> [Records for this exercise]

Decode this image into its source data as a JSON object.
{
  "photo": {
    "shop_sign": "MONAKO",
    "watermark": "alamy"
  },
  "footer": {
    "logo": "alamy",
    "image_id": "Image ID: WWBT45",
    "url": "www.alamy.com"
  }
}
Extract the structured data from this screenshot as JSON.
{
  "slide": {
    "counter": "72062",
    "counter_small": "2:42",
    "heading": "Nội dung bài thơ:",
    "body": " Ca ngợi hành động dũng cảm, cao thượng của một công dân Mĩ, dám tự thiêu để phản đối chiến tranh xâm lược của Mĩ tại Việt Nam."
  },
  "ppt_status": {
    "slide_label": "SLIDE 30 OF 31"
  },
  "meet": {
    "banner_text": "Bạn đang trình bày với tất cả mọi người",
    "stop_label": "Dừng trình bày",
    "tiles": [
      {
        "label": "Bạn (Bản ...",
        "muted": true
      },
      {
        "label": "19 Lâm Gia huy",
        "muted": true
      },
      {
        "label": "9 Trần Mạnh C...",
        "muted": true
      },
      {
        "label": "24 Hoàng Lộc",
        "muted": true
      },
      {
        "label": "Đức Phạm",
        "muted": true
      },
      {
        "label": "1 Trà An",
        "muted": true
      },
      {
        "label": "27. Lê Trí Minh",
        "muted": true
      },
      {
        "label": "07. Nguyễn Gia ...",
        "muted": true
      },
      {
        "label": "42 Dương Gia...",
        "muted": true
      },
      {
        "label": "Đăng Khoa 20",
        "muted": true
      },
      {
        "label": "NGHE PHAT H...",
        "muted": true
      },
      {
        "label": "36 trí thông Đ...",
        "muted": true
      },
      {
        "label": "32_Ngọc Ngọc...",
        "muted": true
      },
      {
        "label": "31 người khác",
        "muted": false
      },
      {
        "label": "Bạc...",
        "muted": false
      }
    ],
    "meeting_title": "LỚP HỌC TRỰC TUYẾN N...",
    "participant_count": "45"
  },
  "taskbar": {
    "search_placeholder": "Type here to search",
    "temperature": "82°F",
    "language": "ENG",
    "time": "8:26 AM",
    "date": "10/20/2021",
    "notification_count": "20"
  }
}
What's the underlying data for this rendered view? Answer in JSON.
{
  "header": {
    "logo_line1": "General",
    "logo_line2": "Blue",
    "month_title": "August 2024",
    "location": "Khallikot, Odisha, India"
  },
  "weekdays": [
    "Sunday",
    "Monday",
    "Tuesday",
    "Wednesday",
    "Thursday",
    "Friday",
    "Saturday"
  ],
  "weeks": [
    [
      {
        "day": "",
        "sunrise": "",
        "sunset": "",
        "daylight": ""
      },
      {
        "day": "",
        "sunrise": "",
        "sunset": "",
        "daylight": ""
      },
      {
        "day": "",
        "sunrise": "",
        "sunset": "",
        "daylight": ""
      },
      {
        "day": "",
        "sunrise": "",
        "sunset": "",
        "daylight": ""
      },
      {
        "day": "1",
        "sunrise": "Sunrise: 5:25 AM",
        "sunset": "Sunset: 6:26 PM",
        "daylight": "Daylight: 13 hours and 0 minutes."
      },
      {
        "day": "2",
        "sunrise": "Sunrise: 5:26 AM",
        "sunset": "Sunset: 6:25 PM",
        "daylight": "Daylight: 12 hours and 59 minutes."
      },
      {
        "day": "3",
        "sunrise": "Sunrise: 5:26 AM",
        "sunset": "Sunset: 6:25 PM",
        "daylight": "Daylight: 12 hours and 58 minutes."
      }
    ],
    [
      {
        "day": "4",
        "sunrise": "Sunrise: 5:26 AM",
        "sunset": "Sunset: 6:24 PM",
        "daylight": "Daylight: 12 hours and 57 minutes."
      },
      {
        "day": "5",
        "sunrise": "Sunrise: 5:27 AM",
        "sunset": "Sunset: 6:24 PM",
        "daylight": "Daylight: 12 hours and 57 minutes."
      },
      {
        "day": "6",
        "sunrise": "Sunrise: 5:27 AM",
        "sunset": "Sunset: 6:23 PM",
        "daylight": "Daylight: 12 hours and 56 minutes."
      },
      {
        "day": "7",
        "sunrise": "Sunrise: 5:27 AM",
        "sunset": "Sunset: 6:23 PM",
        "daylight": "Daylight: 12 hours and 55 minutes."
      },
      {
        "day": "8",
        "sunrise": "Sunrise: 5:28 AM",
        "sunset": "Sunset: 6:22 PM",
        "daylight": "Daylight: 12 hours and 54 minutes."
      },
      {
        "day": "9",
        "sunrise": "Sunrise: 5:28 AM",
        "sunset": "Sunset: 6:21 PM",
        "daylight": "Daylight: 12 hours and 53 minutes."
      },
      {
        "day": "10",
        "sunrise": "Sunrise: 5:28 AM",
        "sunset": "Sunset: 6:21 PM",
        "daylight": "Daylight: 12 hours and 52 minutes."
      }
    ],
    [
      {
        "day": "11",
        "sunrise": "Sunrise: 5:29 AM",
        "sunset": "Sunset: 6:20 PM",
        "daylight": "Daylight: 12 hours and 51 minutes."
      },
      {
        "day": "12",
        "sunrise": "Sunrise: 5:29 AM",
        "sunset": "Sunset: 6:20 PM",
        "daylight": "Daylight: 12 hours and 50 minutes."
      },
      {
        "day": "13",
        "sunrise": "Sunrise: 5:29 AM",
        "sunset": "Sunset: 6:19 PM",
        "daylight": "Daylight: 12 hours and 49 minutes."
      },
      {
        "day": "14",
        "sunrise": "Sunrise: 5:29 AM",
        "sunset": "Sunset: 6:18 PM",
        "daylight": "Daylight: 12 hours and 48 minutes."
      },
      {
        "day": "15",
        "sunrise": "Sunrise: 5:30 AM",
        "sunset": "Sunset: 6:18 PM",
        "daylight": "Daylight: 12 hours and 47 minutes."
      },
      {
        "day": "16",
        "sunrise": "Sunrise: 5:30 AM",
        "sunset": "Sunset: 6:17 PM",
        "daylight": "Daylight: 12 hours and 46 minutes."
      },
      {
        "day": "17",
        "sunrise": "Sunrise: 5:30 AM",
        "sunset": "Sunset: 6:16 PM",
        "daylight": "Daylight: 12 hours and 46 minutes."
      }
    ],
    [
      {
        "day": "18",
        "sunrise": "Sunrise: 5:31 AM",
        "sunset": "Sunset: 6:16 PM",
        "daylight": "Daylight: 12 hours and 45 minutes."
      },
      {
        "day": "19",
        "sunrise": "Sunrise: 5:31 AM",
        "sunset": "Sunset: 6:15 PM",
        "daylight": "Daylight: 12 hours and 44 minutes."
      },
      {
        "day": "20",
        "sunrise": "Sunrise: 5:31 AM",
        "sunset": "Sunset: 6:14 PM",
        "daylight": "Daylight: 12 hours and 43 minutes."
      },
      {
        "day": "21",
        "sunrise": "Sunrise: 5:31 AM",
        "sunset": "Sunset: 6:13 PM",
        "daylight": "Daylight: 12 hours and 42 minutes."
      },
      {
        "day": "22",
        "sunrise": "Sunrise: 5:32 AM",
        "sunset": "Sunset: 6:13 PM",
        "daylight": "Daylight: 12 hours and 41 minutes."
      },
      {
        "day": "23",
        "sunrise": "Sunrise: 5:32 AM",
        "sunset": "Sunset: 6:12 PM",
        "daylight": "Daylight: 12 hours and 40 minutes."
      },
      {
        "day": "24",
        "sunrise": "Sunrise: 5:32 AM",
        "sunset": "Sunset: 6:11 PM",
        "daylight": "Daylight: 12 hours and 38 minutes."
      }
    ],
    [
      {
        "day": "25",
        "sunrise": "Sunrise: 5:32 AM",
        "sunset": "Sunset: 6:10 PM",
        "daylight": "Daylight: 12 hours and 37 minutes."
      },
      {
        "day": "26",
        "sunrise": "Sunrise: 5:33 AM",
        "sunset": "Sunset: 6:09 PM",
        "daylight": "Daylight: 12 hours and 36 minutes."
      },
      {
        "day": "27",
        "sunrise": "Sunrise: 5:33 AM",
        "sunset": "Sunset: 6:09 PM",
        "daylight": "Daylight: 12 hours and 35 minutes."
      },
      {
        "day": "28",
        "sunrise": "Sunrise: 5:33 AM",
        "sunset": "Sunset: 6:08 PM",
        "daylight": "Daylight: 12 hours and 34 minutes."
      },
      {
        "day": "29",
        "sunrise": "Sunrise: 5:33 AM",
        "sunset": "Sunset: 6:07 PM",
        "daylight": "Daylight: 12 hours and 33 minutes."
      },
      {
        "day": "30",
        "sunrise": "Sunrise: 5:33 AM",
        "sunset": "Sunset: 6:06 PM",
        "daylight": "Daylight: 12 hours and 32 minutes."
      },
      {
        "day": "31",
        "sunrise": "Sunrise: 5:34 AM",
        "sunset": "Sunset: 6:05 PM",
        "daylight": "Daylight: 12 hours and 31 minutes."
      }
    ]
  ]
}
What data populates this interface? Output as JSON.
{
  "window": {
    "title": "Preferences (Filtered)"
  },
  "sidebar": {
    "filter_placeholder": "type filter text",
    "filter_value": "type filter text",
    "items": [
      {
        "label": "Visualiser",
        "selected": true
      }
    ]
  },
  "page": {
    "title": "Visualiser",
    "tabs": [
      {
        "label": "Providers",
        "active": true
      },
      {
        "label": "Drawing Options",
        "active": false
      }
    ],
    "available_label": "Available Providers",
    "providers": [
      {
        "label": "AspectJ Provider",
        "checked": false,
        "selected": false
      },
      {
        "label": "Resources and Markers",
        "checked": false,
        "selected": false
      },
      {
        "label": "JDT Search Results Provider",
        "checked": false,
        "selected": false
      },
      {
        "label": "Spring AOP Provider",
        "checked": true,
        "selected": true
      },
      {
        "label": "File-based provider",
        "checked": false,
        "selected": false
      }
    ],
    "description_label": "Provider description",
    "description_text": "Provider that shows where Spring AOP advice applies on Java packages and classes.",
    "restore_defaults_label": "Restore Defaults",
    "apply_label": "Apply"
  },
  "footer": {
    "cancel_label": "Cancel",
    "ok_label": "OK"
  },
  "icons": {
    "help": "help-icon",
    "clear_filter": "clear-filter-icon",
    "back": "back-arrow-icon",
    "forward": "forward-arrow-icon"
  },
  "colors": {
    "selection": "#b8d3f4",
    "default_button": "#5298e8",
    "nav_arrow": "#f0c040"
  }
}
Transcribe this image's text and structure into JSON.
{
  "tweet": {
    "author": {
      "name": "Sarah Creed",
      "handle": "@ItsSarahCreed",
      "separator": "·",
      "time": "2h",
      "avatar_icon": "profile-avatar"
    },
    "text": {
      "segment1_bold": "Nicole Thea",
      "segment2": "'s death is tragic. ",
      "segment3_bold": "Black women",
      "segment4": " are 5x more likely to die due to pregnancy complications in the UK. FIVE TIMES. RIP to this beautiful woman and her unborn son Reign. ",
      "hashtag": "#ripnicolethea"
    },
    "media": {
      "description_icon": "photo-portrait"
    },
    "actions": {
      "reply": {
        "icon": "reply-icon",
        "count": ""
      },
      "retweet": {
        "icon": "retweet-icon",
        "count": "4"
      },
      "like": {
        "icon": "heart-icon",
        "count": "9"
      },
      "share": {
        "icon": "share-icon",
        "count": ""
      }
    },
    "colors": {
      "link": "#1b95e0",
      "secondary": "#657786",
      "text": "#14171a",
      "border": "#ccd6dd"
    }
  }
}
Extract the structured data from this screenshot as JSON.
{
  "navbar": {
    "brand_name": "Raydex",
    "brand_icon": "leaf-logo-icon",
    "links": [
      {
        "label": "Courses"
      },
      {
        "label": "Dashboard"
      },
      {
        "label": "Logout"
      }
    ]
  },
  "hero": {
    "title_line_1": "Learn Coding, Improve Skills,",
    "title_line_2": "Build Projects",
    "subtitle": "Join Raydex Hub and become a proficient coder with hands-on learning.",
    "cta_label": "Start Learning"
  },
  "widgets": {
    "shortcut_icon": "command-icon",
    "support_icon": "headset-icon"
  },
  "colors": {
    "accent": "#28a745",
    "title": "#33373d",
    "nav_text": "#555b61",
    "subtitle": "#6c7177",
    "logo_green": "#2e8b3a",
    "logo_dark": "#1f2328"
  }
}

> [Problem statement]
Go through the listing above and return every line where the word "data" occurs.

> [Task response]
Decode this image into its source data as a JSON object.
Extract the structured data from this screenshot as JSON.
What's the underlying data for this rendered view? Answer in JSON.
What data populates this interface? Output as JSON.
Extract the structured data from this screenshot as JSON.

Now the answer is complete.